Āryabhaṭa's computational method[edit]

The second section of Āryabhaṭiya titled Ganitapāda contains a stanza indicating a method for the computation of the sine table. There are several ambiguities in correctly interpreting the meaning of this verse. For example, the following is a translation of the verse given by Katz wherein the words in square brackets are insertions of the translator and not translations of texts in the verse.[11]

  • "When the second half-[chord] partitioned is less than the first half-chord, which is [approximately equal to] the [corresponding] arc, by a certain amount, the remaining [sine-differences] are less [than the previous ones] each by that amount of that divided by the first half-chord."

Without any additional assumptions, no interpretation of this computational scheme has correctly yielded all the numbers in the table compiled by Āryabhaṭa in Āryabhaṭiya.

See also[edit]

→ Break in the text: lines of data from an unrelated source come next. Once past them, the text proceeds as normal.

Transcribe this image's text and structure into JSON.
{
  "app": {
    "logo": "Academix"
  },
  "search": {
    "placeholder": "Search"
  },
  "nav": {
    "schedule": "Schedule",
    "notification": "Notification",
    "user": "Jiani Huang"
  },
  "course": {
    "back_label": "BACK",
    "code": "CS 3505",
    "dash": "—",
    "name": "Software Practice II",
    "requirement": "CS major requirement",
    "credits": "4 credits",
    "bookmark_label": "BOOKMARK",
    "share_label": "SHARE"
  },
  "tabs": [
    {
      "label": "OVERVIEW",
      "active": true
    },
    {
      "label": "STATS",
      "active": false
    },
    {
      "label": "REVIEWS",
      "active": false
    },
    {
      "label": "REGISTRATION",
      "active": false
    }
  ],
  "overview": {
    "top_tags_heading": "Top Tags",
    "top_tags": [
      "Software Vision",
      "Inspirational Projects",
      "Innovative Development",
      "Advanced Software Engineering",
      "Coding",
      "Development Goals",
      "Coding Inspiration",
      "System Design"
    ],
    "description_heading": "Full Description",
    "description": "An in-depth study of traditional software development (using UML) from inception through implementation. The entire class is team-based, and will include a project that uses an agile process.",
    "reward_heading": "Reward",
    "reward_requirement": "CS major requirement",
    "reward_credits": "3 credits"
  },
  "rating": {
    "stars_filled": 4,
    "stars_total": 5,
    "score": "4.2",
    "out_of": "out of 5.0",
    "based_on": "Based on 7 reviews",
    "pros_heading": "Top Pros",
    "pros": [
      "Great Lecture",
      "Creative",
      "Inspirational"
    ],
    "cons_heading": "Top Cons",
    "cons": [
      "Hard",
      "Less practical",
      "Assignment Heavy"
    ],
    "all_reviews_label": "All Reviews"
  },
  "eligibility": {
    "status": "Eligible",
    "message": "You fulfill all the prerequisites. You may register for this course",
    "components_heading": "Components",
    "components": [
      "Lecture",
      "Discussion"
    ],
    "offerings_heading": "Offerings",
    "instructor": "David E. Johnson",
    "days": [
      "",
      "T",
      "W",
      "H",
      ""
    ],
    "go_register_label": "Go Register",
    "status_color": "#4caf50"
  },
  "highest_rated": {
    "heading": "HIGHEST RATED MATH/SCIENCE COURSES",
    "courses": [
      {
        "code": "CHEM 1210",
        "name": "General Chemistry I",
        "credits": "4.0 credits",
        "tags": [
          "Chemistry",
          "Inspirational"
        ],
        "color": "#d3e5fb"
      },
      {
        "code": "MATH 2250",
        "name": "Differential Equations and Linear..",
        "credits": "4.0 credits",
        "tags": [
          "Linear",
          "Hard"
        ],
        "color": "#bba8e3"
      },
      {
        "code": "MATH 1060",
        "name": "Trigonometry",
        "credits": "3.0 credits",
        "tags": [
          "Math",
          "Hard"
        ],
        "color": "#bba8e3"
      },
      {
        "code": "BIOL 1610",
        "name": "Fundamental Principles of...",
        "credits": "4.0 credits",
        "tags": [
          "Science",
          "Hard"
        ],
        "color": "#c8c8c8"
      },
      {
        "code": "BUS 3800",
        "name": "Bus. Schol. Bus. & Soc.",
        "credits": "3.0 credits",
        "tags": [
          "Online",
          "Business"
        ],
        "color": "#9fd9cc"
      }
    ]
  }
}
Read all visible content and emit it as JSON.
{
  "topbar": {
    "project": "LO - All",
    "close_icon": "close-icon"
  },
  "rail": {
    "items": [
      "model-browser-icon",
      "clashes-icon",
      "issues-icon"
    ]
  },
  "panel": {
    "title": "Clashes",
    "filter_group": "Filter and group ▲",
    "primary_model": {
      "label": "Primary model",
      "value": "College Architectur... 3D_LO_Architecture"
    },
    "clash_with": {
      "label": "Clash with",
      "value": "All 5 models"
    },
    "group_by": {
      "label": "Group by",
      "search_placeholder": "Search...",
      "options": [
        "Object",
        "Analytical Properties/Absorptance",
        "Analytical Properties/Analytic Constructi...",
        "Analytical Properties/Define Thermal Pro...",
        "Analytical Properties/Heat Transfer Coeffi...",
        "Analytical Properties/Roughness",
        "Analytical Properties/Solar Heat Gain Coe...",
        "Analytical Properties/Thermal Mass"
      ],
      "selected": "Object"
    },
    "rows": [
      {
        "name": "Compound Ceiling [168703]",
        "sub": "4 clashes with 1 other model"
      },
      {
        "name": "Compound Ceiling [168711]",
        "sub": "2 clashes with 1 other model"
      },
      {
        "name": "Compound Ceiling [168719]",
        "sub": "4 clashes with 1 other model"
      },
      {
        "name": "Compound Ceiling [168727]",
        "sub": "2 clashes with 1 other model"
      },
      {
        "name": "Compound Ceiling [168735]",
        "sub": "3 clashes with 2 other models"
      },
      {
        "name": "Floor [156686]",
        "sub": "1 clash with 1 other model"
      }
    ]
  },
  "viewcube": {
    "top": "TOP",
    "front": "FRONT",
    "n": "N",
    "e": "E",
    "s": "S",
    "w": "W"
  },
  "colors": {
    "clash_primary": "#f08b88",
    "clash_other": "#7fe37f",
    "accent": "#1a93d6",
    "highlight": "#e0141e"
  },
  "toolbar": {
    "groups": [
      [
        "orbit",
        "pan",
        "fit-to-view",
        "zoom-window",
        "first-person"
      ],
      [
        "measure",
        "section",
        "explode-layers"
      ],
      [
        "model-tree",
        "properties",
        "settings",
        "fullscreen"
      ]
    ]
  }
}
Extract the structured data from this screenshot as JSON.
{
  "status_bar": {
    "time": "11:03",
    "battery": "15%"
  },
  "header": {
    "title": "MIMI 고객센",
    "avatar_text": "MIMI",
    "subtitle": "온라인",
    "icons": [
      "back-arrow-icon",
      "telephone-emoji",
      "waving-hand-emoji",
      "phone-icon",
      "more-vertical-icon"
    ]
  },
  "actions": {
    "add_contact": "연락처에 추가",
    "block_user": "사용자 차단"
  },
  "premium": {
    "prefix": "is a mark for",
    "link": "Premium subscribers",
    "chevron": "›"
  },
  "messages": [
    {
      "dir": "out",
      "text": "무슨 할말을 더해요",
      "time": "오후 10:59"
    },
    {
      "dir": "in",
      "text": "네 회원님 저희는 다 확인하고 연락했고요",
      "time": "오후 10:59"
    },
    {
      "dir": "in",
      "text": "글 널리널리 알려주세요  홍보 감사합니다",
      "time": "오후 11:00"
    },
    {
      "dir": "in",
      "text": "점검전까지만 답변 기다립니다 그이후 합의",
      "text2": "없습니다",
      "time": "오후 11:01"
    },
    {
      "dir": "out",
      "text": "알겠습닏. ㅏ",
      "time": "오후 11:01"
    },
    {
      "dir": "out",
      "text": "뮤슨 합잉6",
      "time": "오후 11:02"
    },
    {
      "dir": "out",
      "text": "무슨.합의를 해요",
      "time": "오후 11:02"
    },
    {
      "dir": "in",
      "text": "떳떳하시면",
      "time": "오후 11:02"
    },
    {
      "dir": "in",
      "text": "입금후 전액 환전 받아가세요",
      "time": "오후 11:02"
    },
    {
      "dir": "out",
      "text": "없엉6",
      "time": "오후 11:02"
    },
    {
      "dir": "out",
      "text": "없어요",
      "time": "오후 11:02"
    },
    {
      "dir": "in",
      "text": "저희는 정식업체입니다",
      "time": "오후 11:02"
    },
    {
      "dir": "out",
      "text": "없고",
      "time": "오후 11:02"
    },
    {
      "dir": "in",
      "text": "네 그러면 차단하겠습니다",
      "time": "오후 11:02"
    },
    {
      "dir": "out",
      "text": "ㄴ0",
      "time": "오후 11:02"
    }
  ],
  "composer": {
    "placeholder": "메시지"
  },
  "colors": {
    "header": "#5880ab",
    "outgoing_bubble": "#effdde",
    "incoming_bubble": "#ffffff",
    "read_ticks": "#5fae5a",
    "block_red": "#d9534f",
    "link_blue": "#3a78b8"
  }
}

  1. ^ Selin, Helaine, ed. (2008). Encyclopaedia of the History of Science, Technology, and Medicine in Non-Western Cultures (2 ed.). Springer. pp. 986–988. ISBN 978-1-4020-4425-0. 
  2. ^ Eugene Clark (1930). The Āryabhaṭiya of Āryabhaṭa: An ancient Indian work on mathematics and astronomy. Chicago: The University of Chicago Press. 
  3. ^ Takao Hayashi, T (November 1997). "Āryabhaṭa's rule and table for sine-differences". Historia Mathematica 24 (4): 396–406. doi:10.1006/hmat.1997.2160. 
  4. ^ B. L. van der Waerden, B. L. (March 1988). "Reconstruction of a Greek table of chords". Archive for History of Exact Sciences (Berlin: Springer) 38 (1): 23–38. doi:10.1007/BF00329978. 
  5. ^ a b J J O'Connor and E F Robertson (June 1996). "The trigonometric functions". Retrieved 4 March 2010. 
  6. ^ "Hipparchus and Trigonometry". Retrieved 6 March 2010. 
  7. ^ G. J. Toomer, G. J. (July 2007). "The Chord Table of Hipparchus and the Early History of Greek Trigonometry". Centaurus 18 (1): 6–28. doi:10.1111/j.1600-0498.1974.tb00205.x. 
  8. ^ B.N. Narahari Achar (2002). "Āryabhata and the table of Rsines". Indian Journal of History of Science 37 (2): 95–99. Retrieved 6 March 2010. 
  9. ^ Glen Van Brummelen (March 2000). "[HM] Radian Measure". Historia Mathematica mailing List Archive. Retrieved 6 March 2010. 
  10. ^ Glen Van Brummelen (2009). The mathematics of the heavens and the earth: the early history of trigonometry. Princeton University Press. ISBN 978-0-691-12973-0. 
  11. ^ a b Victor J Katz (Editor) (2007). The mathematics of Egypt, Mesopotamia, China, India, and Islam: a sourcebook. Princeton: Princeton University Press. pp. 405–408. ISBN 0-691-11485-4.